*Task item*. Give back the full set of entries that follows, exactly as written.

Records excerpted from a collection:
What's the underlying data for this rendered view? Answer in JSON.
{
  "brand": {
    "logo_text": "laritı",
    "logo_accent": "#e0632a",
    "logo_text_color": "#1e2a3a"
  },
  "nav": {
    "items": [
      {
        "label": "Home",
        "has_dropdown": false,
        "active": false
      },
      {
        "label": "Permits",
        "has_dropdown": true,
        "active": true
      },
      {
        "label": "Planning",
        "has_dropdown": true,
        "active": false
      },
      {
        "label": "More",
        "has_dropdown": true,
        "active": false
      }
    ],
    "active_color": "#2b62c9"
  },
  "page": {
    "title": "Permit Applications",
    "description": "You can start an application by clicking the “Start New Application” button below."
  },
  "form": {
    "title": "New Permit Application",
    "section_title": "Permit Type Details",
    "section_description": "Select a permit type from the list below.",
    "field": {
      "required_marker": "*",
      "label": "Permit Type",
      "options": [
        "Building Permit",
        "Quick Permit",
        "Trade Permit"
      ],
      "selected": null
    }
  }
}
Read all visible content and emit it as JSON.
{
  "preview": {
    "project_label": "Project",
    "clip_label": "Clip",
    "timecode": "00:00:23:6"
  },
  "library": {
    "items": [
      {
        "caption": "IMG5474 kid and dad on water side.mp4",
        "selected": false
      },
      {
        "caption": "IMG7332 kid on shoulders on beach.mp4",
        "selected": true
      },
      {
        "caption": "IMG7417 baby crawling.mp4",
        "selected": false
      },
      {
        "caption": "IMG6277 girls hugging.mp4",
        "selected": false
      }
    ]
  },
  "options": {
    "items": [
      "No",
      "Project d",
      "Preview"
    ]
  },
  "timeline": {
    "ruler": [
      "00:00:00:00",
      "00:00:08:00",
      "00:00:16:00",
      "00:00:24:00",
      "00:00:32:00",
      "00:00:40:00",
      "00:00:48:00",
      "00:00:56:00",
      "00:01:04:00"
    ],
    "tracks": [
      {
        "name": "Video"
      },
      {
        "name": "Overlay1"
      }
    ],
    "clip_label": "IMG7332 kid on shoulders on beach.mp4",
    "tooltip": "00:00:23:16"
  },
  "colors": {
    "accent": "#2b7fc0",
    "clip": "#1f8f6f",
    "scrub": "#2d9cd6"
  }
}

*Solution for this task*.
What's the underlying data for this rendered view? Answer in JSON.
{
  "brand": {
    "logo_text": "laritı",
    "logo_accent": "#e0632a",
    "logo_text_color": "#1e2a3a"
  },
  "nav": {
    "items": [
      {
        "label": "Home",
        "has_dropdown": false,
        "active": false
      },
      {
        "label": "Permits",
        "has_dropdown": true,
        "active": true
      },
      {
        "label": "Planning",
        "has_dropdown": true,
        "active": false
      },
      {
        "label": "More",
        "has_dropdown": true,
        "active": false
      }
    ],
    "active_color": "#2b62c9"
  },
  "page": {
    "title": "Permit Applications",
    "description": "You can start an application by clicking the “Start New Application” button below."
  },
  "form": {
    "title": "New Permit Application",
    "section_title": "Permit Type Details",
    "section_description": "Select a permit type from the list below.",
    "field": {
      "required_marker": "*",
      "label": "Permit Type",
      "options": [
        "Building Permit",
        "Quick Permit",
        "Trade Permit"
      ],
      "selected": null
    }
  }
}
Read all visible content and emit it as JSON.
{
  "preview": {
    "project_label": "Project",
    "clip_label": "Clip",
    "timecode": "00:00:23:6"
  },
  "library": {
    "items": [
      {
        "caption": "IMG5474 kid and dad on water side.mp4",
        "selected": false
      },
      {
        "caption": "IMG7332 kid on shoulders on beach.mp4",
        "selected": true
      },
      {
        "caption": "IMG7417 baby crawling.mp4",
        "selected": false
      },
      {
        "caption": "IMG6277 girls hugging.mp4",
        "selected": false
      }
    ]
  },
  "options": {
    "items": [
      "No",
      "Project d",
      "Preview"
    ]
  },
  "timeline": {
    "ruler": [
      "00:00:00:00",
      "00:00:08:00",
      "00:00:16:00",
      "00:00:24:00",
      "00:00:32:00",
      "00:00:40:00",
      "00:00:48:00",
      "00:00:56:00",
      "00:01:04:00"
    ],
    "tracks": [
      {
        "name": "Video"
      },
      {
        "name": "Overlay1"
      }
    ],
    "clip_label": "IMG7332 kid on shoulders on beach.mp4",
    "tooltip": "00:00:23:16"
  },
  "colors": {
    "accent": "#2b7fc0",
    "clip": "#1f8f6f",
    "scrub": "#2d9cd6"
  }
}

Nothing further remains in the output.